**Exercise brief:** Below are records; count the lines that contain "JSON" and give only the total.

**Task material:**
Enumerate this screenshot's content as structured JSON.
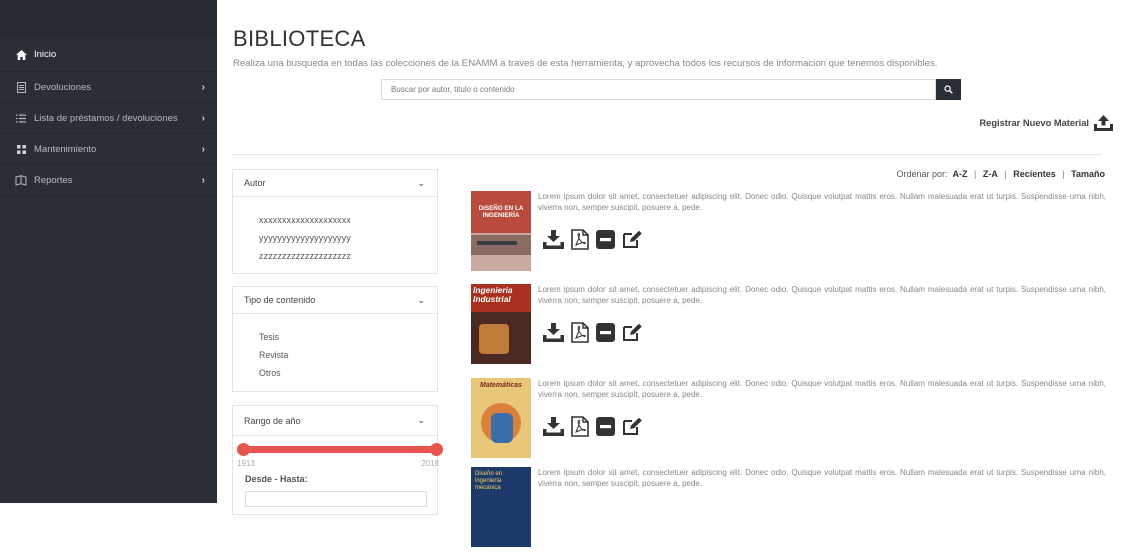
{
  "sidebar": {
    "items": [
      {
        "label": "Inicio",
        "icon": "home-icon"
      },
      {
        "label": "Devoluciones",
        "icon": "file-icon"
      },
      {
        "label": "Lista de préstamos / devoluciones",
        "icon": "list-icon"
      },
      {
        "label": "Mantenimiento",
        "icon": "grid-icon"
      },
      {
        "label": "Reportes",
        "icon": "reports-icon"
      }
    ]
  },
  "header": {
    "title": "BIBLIOTECA",
    "subtitle": "Realiza una busqueda en todas las colecciones de la ENAMM a traves de esta herramienta, y aprovecha todos los recursos de informacion que tenemos disponibles."
  },
  "search": {
    "placeholder": "Buscar por autor, titulo o contenido"
  },
  "register": {
    "label": "Registrar Nuevo Material"
  },
  "filters": {
    "autor": {
      "title": "Autor",
      "options": [
        "xxxxxxxxxxxxxxxxxxxx",
        "yyyyyyyyyyyyyyyyyyyy",
        "zzzzzzzzzzzzzzzzzzzz"
      ]
    },
    "tipo": {
      "title": "Tipo de contenido",
      "options": [
        "Tesis",
        "Revista",
        "Otros"
      ]
    },
    "rango": {
      "title": "Rango de año",
      "min_year": "1913",
      "max_year": "2018",
      "label": "Desde - Hasta:"
    }
  },
  "sort": {
    "label": "Ordenar por:",
    "options": [
      "A-Z",
      "Z-A",
      "Recientes",
      "Tamaño"
    ]
  },
  "results": [
    {
      "cover_title": "DISEÑO EN LA INGENIERÍA",
      "cover_color": "#b84a3e",
      "description": "Lorem ipsum dolor sit amet, consectetuer adipiscing elit. Donec odio. Quisque volutpat mattis eros. Nullam malesuada erat ut turpis. Suspendisse urna nibh, viverra non, semper suscipit, posuere a, pede."
    },
    {
      "cover_title": "Ingenieria Industrial",
      "cover_color": "#a8321f",
      "description": "Lorem ipsum dolor sit amet, consectetuer adipiscing elit. Donec odio. Quisque volutpat mattis eros. Nullam malesuada erat ut turpis. Suspendisse urna nibh, viverra non, semper suscipit, posuere a, pede."
    },
    {
      "cover_title": "Matemáticas",
      "cover_color": "#d9a43a",
      "description": "Lorem ipsum dolor sit amet, consectetuer adipiscing elit. Donec odio. Quisque volutpat mattis eros. Nullam malesuada erat ut turpis. Suspendisse urna nibh, viverra non, semper suscipit, posuere a, pede."
    },
    {
      "cover_title": "Diseño en ingeniería mecánica",
      "cover_color": "#1e3a6b",
      "description": "Lorem ipsum dolor sit amet, consectetuer adipiscing elit. Donec odio. Quisque volutpat mattis eros. Nullam malesuada erat ut turpis. Suspendisse urna nibh, viverra non, semper suscipit, posuere a, pede."
    }
  ],
  "colors": {
    "sidebar_bg": "#2a2f37",
    "slider": "#e8544f"
  }
}
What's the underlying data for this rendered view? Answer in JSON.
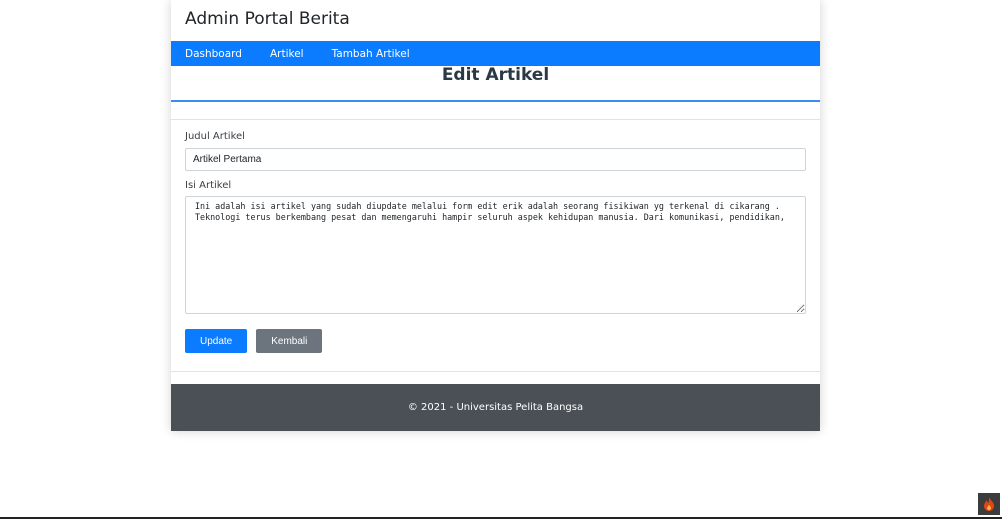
{
  "header": {
    "title": "Admin Portal Berita"
  },
  "nav": {
    "items": [
      "Dashboard",
      "Artikel",
      "Tambah Artikel"
    ]
  },
  "page": {
    "title": "Edit Artikel"
  },
  "form": {
    "judul_label": "Judul Artikel",
    "judul_value": "Artikel Pertama",
    "isi_label": "Isi Artikel",
    "isi_value": "Ini adalah isi artikel yang sudah diupdate melalui form edit erik adalah seorang fisikiwan yg terkenal di cikarang .\nTeknologi terus berkembang pesat dan memengaruhi hampir seluruh aspek kehidupan manusia. Dari komunikasi, pendidikan,",
    "update_label": "Update",
    "kembali_label": "Kembali"
  },
  "footer": {
    "text": "© 2021 - Universitas Pelita Bangsa"
  },
  "debug_toolbar": {
    "icon": "flame-icon",
    "color": "#dd4814"
  },
  "colors": {
    "primary": "#0b7bff",
    "secondary": "#6c757d",
    "footer": "#4a5056"
  }
}
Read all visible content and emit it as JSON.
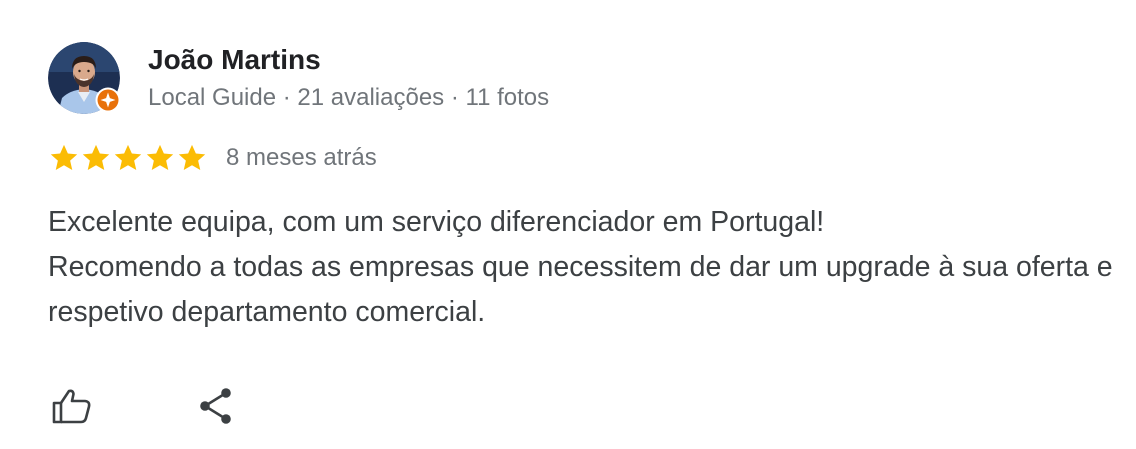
{
  "reviewer": {
    "name": "João Martins",
    "meta": "Local Guide · 21 avaliações · 11 fotos",
    "avatar_icon": "profile-photo",
    "badge_icon": "local-guide-badge-icon"
  },
  "review": {
    "rating": 5,
    "rating_max": 5,
    "date": "8 meses atrás",
    "lines": [
      "Excelente equipa, com um serviço diferenciador em Portugal!",
      "Recomendo a todas as empresas que necessitem de dar um upgrade à sua oferta e respetivo departamento comercial."
    ]
  },
  "actions": {
    "like_icon": "thumbs-up-icon",
    "share_icon": "share-icon"
  },
  "colors": {
    "star": "#fbbc04",
    "badge": "#e8710a",
    "name": "#202124",
    "meta": "#70757a",
    "text": "#3c4043",
    "icon": "#3c4043"
  }
}
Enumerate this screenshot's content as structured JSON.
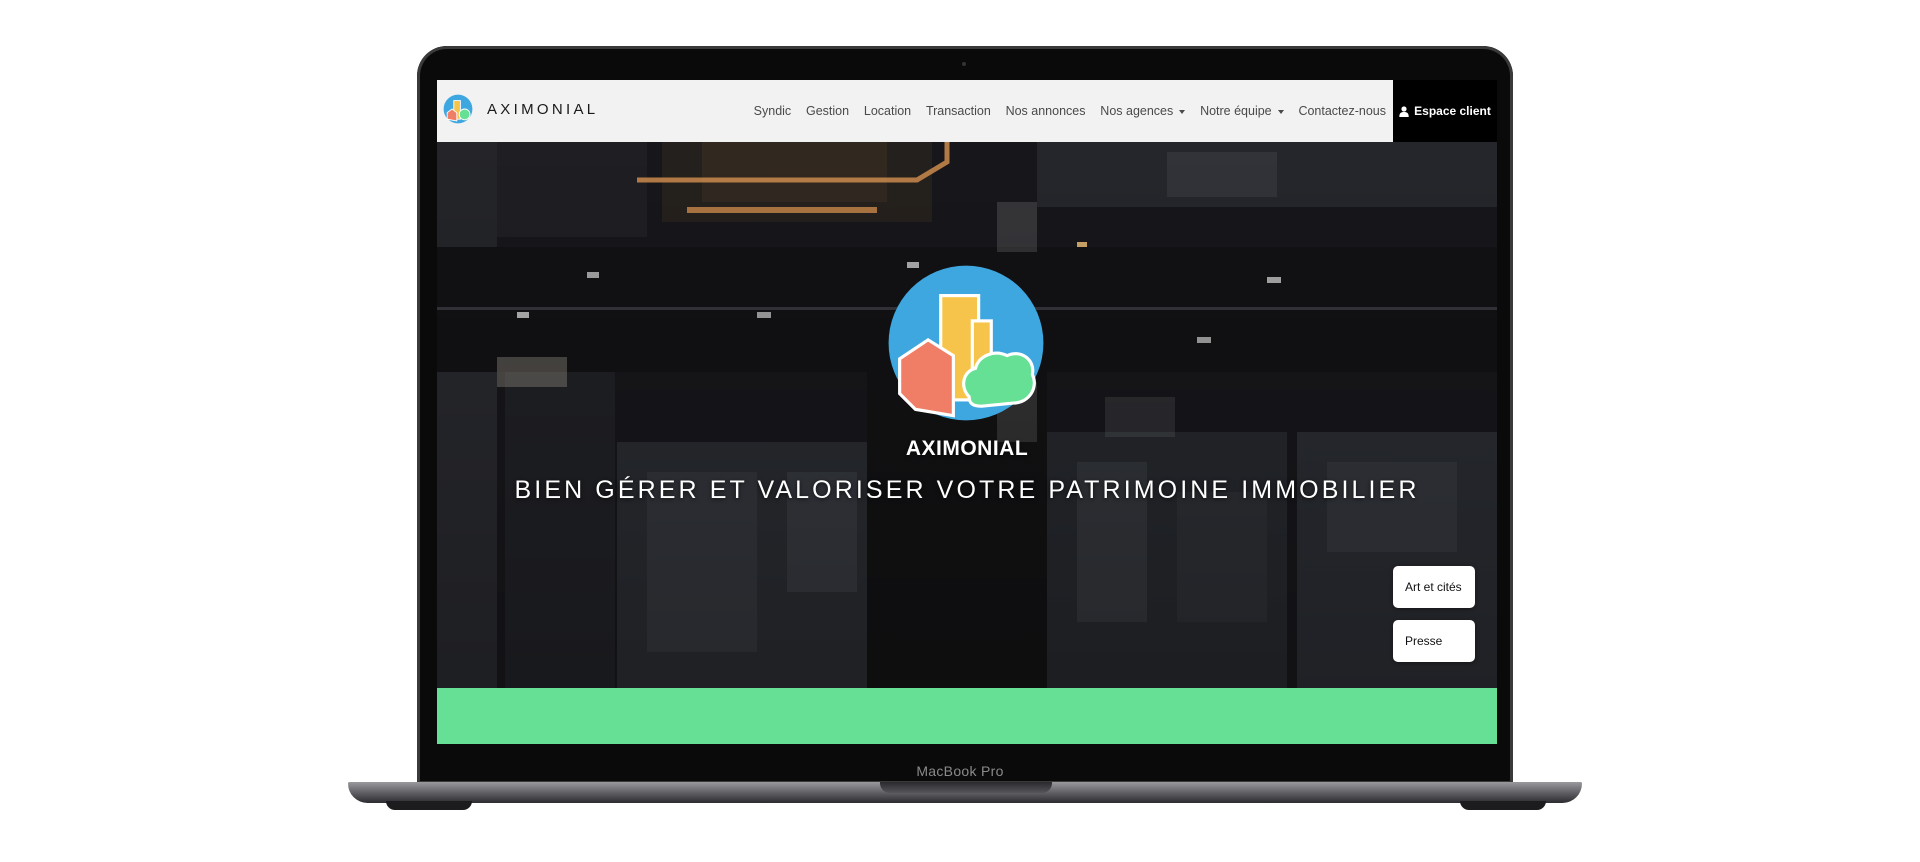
{
  "device": {
    "label": "MacBook Pro"
  },
  "nav": {
    "brand": "AXIMONIAL",
    "items": [
      {
        "label": "Syndic"
      },
      {
        "label": "Gestion"
      },
      {
        "label": "Location"
      },
      {
        "label": "Transaction"
      },
      {
        "label": "Nos annonces"
      },
      {
        "label": "Nos agences"
      },
      {
        "label": "Notre équipe"
      },
      {
        "label": "Contactez-nous"
      }
    ],
    "client_button": "Espace client",
    "client_icon": "user-icon"
  },
  "hero": {
    "brand": "AXIMONIAL",
    "tagline": "BIEN GÉRER ET VALORISER VOTRE PATRIMOINE IMMOBILIER",
    "side_buttons": [
      {
        "label": "Art et cités"
      },
      {
        "label": "Presse"
      }
    ]
  },
  "colors": {
    "logo_blue": "#3ea7e0",
    "logo_yellow": "#f7c44b",
    "logo_red": "#f07d66",
    "logo_green": "#66e094",
    "band_green": "#66e094",
    "nav_bg": "#f2f2f2",
    "client_bg": "#000000"
  }
}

**Written answer:** 4